To do => How many of the lines below have "Definition" in them? Say the number and nothing more.

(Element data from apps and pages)

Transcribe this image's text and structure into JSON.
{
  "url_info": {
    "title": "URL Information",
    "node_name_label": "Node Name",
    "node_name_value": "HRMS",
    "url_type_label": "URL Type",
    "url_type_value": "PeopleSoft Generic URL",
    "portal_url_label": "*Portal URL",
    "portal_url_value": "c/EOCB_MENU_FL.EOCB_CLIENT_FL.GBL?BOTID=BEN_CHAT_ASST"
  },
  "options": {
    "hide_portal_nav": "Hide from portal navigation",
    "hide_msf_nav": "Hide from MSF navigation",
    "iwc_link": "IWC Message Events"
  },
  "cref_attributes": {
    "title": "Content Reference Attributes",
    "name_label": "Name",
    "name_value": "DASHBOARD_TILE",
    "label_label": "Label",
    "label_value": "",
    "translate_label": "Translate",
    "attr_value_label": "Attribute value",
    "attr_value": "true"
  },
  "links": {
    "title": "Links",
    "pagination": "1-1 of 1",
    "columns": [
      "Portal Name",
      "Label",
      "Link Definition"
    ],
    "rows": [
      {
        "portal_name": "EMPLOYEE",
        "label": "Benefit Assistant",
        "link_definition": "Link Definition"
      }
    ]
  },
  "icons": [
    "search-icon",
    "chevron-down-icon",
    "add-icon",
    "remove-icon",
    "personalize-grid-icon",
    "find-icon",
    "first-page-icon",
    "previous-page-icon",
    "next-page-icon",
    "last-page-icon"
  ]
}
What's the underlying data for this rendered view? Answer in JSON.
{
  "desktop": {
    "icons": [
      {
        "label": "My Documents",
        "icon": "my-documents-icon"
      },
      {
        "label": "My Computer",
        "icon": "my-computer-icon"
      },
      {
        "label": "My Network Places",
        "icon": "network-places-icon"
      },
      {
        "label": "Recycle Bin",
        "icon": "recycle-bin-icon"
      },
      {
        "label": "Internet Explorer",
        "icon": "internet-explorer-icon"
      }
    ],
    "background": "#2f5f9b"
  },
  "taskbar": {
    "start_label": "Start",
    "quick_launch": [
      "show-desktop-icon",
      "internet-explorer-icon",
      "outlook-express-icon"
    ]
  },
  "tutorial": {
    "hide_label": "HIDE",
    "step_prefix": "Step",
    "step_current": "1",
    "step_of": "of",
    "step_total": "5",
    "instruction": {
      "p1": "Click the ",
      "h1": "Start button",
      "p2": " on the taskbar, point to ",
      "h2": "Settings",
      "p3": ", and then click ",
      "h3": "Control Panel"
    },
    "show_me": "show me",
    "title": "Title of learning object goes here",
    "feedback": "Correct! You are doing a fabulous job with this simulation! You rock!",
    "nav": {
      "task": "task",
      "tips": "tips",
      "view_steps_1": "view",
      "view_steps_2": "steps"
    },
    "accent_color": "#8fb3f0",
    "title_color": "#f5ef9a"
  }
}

The completed task => 2